Which lines of the listing below contain the word "data"? Copy each of them.
↓
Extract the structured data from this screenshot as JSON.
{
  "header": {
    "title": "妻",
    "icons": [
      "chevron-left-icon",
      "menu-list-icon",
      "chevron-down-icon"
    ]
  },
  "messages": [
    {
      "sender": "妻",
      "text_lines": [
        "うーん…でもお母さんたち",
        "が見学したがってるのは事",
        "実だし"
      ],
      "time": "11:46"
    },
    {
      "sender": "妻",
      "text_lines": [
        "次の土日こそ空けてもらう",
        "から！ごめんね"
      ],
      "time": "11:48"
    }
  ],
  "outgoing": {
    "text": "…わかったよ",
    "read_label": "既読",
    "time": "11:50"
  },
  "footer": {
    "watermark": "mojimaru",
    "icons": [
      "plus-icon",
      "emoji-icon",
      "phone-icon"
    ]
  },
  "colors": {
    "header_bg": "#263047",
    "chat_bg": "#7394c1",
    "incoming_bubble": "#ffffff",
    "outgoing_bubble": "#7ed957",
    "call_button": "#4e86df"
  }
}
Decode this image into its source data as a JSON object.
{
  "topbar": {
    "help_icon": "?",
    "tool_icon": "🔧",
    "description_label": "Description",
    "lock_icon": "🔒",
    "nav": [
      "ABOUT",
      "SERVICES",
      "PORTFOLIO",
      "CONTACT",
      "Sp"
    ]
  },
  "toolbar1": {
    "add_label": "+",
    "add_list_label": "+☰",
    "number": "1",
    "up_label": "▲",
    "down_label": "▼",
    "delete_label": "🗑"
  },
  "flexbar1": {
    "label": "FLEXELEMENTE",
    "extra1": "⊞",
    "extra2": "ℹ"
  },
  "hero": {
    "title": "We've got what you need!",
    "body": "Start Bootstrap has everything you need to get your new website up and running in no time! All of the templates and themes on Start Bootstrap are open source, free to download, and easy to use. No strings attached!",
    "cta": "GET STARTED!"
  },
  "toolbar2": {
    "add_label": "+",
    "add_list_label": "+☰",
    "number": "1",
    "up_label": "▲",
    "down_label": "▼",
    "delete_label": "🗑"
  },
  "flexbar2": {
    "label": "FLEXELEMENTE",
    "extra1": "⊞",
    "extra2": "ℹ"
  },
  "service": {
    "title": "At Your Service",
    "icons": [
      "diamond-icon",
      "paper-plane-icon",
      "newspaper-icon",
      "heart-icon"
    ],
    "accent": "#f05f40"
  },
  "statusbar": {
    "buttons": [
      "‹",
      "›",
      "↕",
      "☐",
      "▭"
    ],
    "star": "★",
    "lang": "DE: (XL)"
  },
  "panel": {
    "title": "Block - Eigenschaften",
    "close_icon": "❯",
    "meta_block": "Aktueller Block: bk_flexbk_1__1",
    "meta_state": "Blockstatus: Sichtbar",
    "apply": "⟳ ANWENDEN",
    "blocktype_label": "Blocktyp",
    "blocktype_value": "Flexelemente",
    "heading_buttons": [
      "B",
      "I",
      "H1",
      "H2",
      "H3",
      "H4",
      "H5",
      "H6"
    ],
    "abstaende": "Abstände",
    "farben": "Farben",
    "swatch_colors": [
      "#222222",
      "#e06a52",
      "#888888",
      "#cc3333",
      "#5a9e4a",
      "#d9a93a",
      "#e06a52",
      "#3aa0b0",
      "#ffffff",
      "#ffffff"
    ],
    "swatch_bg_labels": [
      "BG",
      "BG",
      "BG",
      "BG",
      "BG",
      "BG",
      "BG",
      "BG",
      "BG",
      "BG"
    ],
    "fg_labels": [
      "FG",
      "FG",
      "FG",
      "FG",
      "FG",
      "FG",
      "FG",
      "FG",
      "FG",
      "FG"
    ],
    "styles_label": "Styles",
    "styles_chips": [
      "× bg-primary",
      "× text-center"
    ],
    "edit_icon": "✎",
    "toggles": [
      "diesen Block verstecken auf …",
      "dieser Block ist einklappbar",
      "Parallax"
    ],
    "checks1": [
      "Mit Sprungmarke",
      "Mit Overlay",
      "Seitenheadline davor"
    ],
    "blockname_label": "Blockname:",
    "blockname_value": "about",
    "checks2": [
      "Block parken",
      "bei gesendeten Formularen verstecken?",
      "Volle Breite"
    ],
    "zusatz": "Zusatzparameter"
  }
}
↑
> Response for this exercise:
Extract the structured data from this screenshot as JSON.
Decode this image into its source data as a JSON object.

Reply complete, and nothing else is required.